The People of Shibuya brand, specializing in technical outerwear capable of combining Japanese functionality and minimalism with an Italian style, defines its identity in that place, particularly in the energy expressed by the people who bring it to life.

Hence the idea of ​​activating an innovative research and development project, intended to write a chapter in the history of contemporary fashion. The brand aims to design and develop an outerwear through the precious information provided not by a designer, but by the emotions expressed by a multiplicity of people.

But how are emotions measured? The partnership with a world leader in the neuro-scientific measurement of human emotions was born. A scientific survey is structured through the measurement and analysis of the brain frequencies of a group of people who live test experiences.

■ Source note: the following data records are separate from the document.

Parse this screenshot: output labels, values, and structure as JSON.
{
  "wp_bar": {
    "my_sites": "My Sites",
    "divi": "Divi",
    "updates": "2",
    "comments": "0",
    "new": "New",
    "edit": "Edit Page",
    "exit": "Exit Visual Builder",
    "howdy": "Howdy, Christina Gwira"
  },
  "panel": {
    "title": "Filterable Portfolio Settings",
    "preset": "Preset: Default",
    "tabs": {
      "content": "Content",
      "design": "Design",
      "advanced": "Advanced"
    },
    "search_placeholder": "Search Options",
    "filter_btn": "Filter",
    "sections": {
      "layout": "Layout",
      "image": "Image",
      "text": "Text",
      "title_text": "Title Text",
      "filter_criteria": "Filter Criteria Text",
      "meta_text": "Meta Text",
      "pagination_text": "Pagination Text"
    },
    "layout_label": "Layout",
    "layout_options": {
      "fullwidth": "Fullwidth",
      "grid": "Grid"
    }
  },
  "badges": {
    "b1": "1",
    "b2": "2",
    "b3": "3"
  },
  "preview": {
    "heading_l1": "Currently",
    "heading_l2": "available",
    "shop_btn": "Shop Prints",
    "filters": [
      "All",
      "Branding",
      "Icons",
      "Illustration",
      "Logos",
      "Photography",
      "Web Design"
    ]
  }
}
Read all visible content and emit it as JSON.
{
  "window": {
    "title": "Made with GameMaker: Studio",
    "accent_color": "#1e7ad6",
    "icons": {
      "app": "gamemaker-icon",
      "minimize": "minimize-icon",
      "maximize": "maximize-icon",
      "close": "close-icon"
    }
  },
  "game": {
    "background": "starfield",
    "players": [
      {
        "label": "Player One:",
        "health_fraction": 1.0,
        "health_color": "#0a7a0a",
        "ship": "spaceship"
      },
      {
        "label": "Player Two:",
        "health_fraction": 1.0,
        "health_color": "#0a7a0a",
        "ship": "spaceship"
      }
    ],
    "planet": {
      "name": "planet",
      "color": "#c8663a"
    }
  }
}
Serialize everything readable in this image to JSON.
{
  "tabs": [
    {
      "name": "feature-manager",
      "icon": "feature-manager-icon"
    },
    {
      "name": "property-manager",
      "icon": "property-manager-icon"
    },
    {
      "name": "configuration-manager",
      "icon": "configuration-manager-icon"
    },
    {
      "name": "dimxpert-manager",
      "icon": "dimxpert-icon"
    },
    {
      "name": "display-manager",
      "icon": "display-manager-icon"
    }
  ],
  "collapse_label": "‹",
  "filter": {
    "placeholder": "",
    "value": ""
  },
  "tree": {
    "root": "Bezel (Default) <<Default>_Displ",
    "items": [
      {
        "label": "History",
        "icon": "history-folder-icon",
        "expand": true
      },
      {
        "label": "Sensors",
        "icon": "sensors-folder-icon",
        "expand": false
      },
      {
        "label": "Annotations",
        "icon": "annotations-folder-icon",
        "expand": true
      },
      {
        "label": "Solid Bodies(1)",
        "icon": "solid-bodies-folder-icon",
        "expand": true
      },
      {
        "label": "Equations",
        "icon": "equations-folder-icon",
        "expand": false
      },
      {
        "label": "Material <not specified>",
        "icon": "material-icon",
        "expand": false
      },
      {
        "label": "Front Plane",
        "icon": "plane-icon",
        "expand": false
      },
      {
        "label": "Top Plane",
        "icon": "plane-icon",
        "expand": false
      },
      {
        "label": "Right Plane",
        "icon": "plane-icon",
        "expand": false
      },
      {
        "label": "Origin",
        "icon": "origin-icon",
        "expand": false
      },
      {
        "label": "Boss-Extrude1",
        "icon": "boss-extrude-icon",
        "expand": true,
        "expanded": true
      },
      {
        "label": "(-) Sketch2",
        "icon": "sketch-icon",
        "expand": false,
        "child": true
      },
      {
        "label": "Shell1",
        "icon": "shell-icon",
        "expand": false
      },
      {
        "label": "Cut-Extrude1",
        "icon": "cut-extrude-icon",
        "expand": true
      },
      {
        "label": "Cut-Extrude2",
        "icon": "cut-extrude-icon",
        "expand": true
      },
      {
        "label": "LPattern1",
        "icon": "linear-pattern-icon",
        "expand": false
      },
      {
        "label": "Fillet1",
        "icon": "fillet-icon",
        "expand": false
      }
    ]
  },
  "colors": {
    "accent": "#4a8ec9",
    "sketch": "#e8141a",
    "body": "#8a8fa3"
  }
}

From macro to micro, the garment comes to life: starting from the vision and free exploration of different models of outerwear, passing through the touch of multiple fabrics and finishes, to the sensations measured in sliding the zippers and in the pocket access, the wear test , perception of the brand, going down to the smallest details of experience.

A unique and interesting investigation that allowed People of Shibuya not only to create the first garment in the world using neuro-scientific techniques, but to decline research data in the development of future collections.